Aiden squinted his eyes—he didn’t understand why the moat didn’t hold water. I asked if we should repair the wall. When he agreed, I asked him how we could make it different so that it would hold water. We decided to make the moat thicker and taller. Without any verbal negotiation, we began this work on all of the walls—not just the broken one. He understood that if this problem had arisen with one wall, it was going to happen elsewhere.
The next time we tried to fill the moat, the water flowed around the bends of the circle. Most of it got sucked into the sand or rested in a pool at the lowest point at the bottom of the moat.
Seeing that the walls of our moat were still intact, Aiden exploded with excitement and joined me in filling another bucket. His outburst led other children to watch, and some began to fetch their own buckets of water to help us fill the moat. The more we poured in the moat, the more standing water remained in the channels. The standing water required us to keep repairing the walls, but the children knew what to do. They maintained the structure without direction and even instructed me and another teacher on the techniques that would be the most successful.
When I saw the children’s energy levels begin to wane, I suggested that we channel the moat into the bay, explaining “When we pour water in from the top, it will first circle the castle. Then it will find its way back into the bay.”
Bang! They were reengaged. We ran this experiment for quite some time. Onlookers and classmates stopped by to try it out a few times before returning to their investigative play.
At the end of the day we collected our tools and looked at our project. Aiden asked, “What do we do now?” Knowing that, for children, construction is second only to deconstruction, I suggested that we squish it. We both grinned. Jumping over and over, we turned our project back into a pile of sand. Others joined us in destroying the castle.
I said, “We should do this again sometime.” Aiden, wearing a large smile, said “Yeah!”
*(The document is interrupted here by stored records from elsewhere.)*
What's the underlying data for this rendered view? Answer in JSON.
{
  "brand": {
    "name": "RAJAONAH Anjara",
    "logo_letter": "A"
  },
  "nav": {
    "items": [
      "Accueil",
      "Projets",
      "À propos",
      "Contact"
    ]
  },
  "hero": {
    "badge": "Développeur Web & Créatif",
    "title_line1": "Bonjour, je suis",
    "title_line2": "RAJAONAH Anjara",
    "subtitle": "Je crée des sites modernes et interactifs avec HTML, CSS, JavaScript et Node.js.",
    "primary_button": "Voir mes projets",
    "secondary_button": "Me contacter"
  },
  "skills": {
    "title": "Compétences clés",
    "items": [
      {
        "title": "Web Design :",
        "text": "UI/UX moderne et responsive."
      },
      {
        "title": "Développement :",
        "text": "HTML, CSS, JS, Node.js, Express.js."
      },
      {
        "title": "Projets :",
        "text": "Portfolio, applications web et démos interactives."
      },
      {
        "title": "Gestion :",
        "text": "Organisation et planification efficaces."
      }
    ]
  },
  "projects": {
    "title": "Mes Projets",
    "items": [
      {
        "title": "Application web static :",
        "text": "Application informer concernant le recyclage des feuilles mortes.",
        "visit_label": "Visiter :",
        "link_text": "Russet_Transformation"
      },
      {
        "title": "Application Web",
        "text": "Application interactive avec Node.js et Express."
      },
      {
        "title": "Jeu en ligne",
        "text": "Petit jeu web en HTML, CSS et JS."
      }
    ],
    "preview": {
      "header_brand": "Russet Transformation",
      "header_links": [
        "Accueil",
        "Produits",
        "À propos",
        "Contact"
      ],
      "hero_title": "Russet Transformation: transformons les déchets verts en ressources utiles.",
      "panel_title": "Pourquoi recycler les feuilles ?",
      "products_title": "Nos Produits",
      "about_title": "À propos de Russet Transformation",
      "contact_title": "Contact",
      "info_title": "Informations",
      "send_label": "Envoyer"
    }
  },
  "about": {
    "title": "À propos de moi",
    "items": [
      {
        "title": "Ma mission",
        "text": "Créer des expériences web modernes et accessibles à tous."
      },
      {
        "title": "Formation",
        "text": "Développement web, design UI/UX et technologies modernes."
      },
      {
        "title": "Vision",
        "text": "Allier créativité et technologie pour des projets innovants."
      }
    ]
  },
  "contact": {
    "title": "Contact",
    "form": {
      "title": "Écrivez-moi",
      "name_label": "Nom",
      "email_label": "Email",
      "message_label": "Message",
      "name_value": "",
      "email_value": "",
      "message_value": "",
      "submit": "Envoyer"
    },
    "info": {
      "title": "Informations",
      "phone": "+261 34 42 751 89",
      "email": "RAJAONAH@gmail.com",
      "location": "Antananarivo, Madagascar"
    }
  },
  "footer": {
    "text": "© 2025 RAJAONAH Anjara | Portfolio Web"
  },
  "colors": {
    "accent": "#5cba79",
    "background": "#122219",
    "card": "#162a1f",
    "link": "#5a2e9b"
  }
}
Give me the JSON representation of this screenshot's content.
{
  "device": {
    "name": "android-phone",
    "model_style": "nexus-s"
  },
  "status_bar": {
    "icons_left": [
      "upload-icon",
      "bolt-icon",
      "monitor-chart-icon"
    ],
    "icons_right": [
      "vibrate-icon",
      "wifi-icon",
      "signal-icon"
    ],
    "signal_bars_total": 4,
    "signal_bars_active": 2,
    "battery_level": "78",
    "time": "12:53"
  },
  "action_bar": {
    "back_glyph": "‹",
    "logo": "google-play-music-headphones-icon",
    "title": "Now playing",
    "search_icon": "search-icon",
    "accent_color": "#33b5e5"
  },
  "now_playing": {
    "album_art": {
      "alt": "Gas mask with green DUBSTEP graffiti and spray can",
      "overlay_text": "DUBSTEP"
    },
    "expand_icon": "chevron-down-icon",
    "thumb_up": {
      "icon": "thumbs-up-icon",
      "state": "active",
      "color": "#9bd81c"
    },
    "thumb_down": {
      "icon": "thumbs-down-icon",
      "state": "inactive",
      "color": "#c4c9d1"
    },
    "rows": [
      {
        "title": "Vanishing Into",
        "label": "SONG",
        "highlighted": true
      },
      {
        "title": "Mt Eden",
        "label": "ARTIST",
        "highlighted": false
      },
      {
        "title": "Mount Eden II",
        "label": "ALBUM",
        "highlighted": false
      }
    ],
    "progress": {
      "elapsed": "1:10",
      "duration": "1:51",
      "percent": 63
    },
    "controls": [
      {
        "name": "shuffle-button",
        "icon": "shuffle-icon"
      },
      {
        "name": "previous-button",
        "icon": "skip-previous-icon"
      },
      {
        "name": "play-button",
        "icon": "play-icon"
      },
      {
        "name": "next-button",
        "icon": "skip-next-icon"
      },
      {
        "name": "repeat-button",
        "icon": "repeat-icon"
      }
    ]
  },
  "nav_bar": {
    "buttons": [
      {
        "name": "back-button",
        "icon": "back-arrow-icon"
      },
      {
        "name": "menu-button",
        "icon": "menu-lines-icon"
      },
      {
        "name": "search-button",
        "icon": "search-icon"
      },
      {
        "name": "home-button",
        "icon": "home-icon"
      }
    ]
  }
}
Ian Kahl lives in Berkeley, California. He works at the Willow Street Schoolhouse Child Development Program in El Cerrito as the lead prekindergarten teacher and program director.
Vol. 7, No. 4